__What you should do__
The reply should contain all of the data below, word for word.

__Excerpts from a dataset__
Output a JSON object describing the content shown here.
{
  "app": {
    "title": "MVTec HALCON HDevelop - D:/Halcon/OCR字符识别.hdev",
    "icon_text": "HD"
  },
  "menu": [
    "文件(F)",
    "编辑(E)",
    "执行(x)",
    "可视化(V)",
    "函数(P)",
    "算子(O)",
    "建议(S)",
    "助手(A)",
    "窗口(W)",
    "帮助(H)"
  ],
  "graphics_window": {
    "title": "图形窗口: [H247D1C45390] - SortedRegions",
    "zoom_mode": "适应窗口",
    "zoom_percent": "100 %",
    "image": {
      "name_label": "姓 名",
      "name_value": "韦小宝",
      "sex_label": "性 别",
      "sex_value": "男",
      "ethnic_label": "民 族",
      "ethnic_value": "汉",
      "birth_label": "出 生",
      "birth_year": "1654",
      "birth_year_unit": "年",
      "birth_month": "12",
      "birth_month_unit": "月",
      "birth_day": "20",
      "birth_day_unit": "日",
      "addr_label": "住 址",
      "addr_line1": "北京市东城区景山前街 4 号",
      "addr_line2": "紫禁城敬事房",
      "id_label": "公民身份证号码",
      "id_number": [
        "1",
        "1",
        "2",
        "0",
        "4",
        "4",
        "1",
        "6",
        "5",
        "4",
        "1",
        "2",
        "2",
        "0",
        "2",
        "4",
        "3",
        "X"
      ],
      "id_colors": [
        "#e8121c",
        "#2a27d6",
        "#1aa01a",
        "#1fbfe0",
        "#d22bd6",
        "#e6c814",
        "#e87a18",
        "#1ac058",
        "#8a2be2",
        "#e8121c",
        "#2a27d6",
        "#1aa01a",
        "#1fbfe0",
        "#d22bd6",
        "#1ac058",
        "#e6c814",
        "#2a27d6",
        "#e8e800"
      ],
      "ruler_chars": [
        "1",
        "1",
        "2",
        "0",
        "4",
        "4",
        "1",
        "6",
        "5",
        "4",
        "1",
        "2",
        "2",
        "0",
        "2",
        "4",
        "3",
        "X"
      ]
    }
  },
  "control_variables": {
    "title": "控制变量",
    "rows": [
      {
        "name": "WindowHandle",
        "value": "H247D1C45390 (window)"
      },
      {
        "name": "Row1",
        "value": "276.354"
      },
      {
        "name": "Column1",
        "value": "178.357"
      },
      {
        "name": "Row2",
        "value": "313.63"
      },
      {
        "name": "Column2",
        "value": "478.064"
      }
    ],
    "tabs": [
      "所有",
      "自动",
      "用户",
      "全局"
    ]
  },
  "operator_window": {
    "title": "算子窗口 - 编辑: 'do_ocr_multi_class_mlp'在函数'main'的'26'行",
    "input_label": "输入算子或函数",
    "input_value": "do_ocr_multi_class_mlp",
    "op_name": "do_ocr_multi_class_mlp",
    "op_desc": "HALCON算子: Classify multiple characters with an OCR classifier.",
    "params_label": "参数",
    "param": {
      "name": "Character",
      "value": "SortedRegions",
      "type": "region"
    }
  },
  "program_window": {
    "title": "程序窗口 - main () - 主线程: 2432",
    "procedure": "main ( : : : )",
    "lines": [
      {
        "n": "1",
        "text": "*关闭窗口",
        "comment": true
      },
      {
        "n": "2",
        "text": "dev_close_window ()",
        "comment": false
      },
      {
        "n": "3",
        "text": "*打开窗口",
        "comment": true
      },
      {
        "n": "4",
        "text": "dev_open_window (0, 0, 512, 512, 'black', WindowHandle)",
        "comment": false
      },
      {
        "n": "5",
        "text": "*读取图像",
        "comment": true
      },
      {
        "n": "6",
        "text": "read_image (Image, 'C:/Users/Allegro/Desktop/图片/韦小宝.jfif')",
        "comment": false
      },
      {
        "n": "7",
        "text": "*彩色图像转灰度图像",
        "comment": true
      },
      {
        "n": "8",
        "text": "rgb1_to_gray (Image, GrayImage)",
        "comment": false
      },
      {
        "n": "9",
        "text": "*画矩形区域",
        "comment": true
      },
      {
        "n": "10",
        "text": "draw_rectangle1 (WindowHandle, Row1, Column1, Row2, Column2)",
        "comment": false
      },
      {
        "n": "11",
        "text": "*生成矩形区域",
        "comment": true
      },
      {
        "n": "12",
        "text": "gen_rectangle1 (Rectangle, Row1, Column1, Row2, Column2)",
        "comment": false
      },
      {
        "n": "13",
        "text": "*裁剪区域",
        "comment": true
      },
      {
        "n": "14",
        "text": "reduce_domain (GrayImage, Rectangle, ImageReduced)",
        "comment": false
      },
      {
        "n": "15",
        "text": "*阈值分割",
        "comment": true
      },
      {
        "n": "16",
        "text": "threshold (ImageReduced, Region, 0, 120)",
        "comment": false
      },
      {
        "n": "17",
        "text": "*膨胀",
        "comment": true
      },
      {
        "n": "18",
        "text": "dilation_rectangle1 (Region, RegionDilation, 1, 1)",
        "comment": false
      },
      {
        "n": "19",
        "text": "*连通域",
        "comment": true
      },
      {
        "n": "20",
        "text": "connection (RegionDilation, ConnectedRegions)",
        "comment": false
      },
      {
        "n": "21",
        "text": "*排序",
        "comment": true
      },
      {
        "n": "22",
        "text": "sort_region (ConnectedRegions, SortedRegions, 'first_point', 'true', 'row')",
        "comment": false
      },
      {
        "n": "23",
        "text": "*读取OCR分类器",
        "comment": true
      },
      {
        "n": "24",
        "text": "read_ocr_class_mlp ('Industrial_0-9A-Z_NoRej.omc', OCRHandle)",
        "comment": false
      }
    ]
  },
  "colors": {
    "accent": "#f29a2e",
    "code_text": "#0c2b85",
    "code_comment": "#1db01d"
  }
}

__Written answer__
Output a JSON object describing the content shown here.
{
  "app": {
    "title": "MVTec HALCON HDevelop - D:/Halcon/OCR字符识别.hdev",
    "icon_text": "HD"
  },
  "menu": [
    "文件(F)",
    "编辑(E)",
    "执行(x)",
    "可视化(V)",
    "函数(P)",
    "算子(O)",
    "建议(S)",
    "助手(A)",
    "窗口(W)",
    "帮助(H)"
  ],
  "graphics_window": {
    "title": "图形窗口: [H247D1C45390] - SortedRegions",
    "zoom_mode": "适应窗口",
    "zoom_percent": "100 %",
    "image": {
      "name_label": "姓 名",
      "name_value": "韦小宝",
      "sex_label": "性 别",
      "sex_value": "男",
      "ethnic_label": "民 族",
      "ethnic_value": "汉",
      "birth_label": "出 生",
      "birth_year": "1654",
      "birth_year_unit": "年",
      "birth_month": "12",
      "birth_month_unit": "月",
      "birth_day": "20",
      "birth_day_unit": "日",
      "addr_label": "住 址",
      "addr_line1": "北京市东城区景山前街 4 号",
      "addr_line2": "紫禁城敬事房",
      "id_label": "公民身份证号码",
      "id_number": [
        "1",
        "1",
        "2",
        "0",
        "4",
        "4",
        "1",
        "6",
        "5",
        "4",
        "1",
        "2",
        "2",
        "0",
        "2",
        "4",
        "3",
        "X"
      ],
      "id_colors": [
        "#e8121c",
        "#2a27d6",
        "#1aa01a",
        "#1fbfe0",
        "#d22bd6",
        "#e6c814",
        "#e87a18",
        "#1ac058",
        "#8a2be2",
        "#e8121c",
        "#2a27d6",
        "#1aa01a",
        "#1fbfe0",
        "#d22bd6",
        "#1ac058",
        "#e6c814",
        "#2a27d6",
        "#e8e800"
      ],
      "ruler_chars": [
        "1",
        "1",
        "2",
        "0",
        "4",
        "4",
        "1",
        "6",
        "5",
        "4",
        "1",
        "2",
        "2",
        "0",
        "2",
        "4",
        "3",
        "X"
      ]
    }
  },
  "control_variables": {
    "title": "控制变量",
    "rows": [
      {
        "name": "WindowHandle",
        "value": "H247D1C45390 (window)"
      },
      {
        "name": "Row1",
        "value": "276.354"
      },
      {
        "name": "Column1",
        "value": "178.357"
      },
      {
        "name": "Row2",
        "value": "313.63"
      },
      {
        "name": "Column2",
        "value": "478.064"
      }
    ],
    "tabs": [
      "所有",
      "自动",
      "用户",
      "全局"
    ]
  },
  "operator_window": {
    "title": "算子窗口 - 编辑: 'do_ocr_multi_class_mlp'在函数'main'的'26'行",
    "input_label": "输入算子或函数",
    "input_value": "do_ocr_multi_class_mlp",
    "op_name": "do_ocr_multi_class_mlp",
    "op_desc": "HALCON算子: Classify multiple characters with an OCR classifier.",
    "params_label": "参数",
    "param": {
      "name": "Character",
      "value": "SortedRegions",
      "type": "region"
    }
  },
  "program_window": {
    "title": "程序窗口 - main () - 主线程: 2432",
    "procedure": "main ( : : : )",
    "lines": [
      {
        "n": "1",
        "text": "*关闭窗口",
        "comment": true
      },
      {
        "n": "2",
        "text": "dev_close_window ()",
        "comment": false
      },
      {
        "n": "3",
        "text": "*打开窗口",
        "comment": true
      },
      {
        "n": "4",
        "text": "dev_open_window (0, 0, 512, 512, 'black', WindowHandle)",
        "comment": false
      },
      {
        "n": "5",
        "text": "*读取图像",
        "comment": true
      },
      {
        "n": "6",
        "text": "read_image (Image, 'C:/Users/Allegro/Desktop/图片/韦小宝.jfif')",
        "comment": false
      },
      {
        "n": "7",
        "text": "*彩色图像转灰度图像",
        "comment": true
      },
      {
        "n": "8",
        "text": "rgb1_to_gray (Image, GrayImage)",
        "comment": false
      },
      {
        "n": "9",
        "text": "*画矩形区域",
        "comment": true
      },
      {
        "n": "10",
        "text": "draw_rectangle1 (WindowHandle, Row1, Column1, Row2, Column2)",
        "comment": false
      },
      {
        "n": "11",
        "text": "*生成矩形区域",
        "comment": true
      },
      {
        "n": "12",
        "text": "gen_rectangle1 (Rectangle, Row1, Column1, Row2, Column2)",
        "comment": false
      },
      {
        "n": "13",
        "text": "*裁剪区域",
        "comment": true
      },
      {
        "n": "14",
        "text": "reduce_domain (GrayImage, Rectangle, ImageReduced)",
        "comment": false
      },
      {
        "n": "15",
        "text": "*阈值分割",
        "comment": true
      },
      {
        "n": "16",
        "text": "threshold (ImageReduced, Region, 0, 120)",
        "comment": false
      },
      {
        "n": "17",
        "text": "*膨胀",
        "comment": true
      },
      {
        "n": "18",
        "text": "dilation_rectangle1 (Region, RegionDilation, 1, 1)",
        "comment": false
      },
      {
        "n": "19",
        "text": "*连通域",
        "comment": true
      },
      {
        "n": "20",
        "text": "connection (RegionDilation, ConnectedRegions)",
        "comment": false
      },
      {
        "n": "21",
        "text": "*排序",
        "comment": true
      },
      {
        "n": "22",
        "text": "sort_region (ConnectedRegions, SortedRegions, 'first_point', 'true', 'row')",
        "comment": false
      },
      {
        "n": "23",
        "text": "*读取OCR分类器",
        "comment": true
      },
      {
        "n": "24",
        "text": "read_ocr_class_mlp ('Industrial_0-9A-Z_NoRej.omc', OCRHandle)",
        "comment": false
      }
    ]
  },
  "colors": {
    "accent": "#f29a2e",
    "code_text": "#0c2b85",
    "code_comment": "#1db01d"
  }
}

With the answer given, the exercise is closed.